The anti-religious outlook of many of Darwin’s chief boosters exposes the hypocrisy in current discussions over Darwin’s theory. The usual complaint raised against scientists who are skeptical of Darwin’s theory is that many of them (like the vast majority of Americans) happen to believe in God. It is insinuated that this fact somehow undermines the validity of their scientific views. Yet, at the same time, defenders of Darwinism insist that their own rejection of religion is irrelevant to the validity of their scientific views—and most reporters seem to agree.
Of course, in an important sense these defenders of Darwinism are right.
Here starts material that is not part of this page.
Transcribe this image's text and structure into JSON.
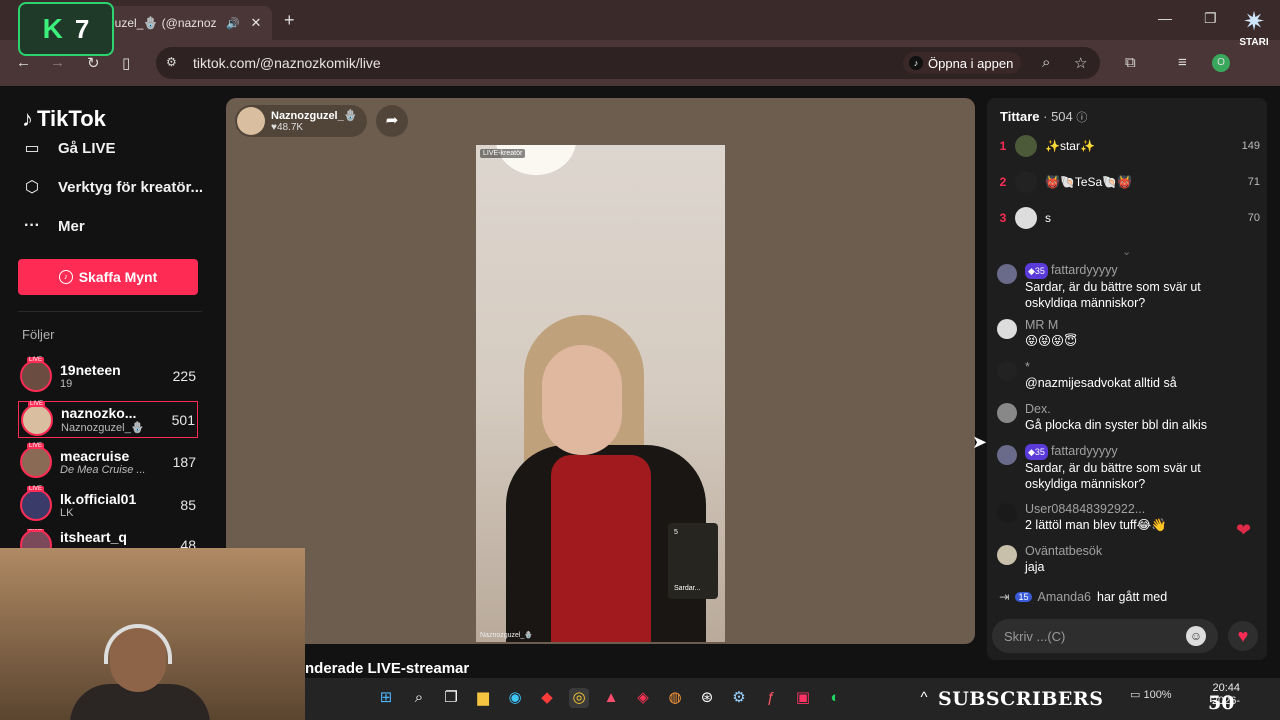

Just because leading Darwinists are avowed atheists or agnostics does not mean that their scientific beliefs about evolution are wrong. Scientific propositions should be debated based on their evidence, not on the metaphysical beliefs of those who espouse them.
But if Darwinists have the right to be debated based on evidence, not motives, then scientists who are supportive of alternatives to Darwin’s theory such as intelligent design should have the right to expect the same treatment.
If Darwin Day helps expose the blatant double standard about religious motives operating in the current evolution debate, then its evangelistic boosters will have performed an invaluable public service—however unintentionally.
I wonder if I can find the lyrics to some of those Darwin tunes. They sound pretty funny...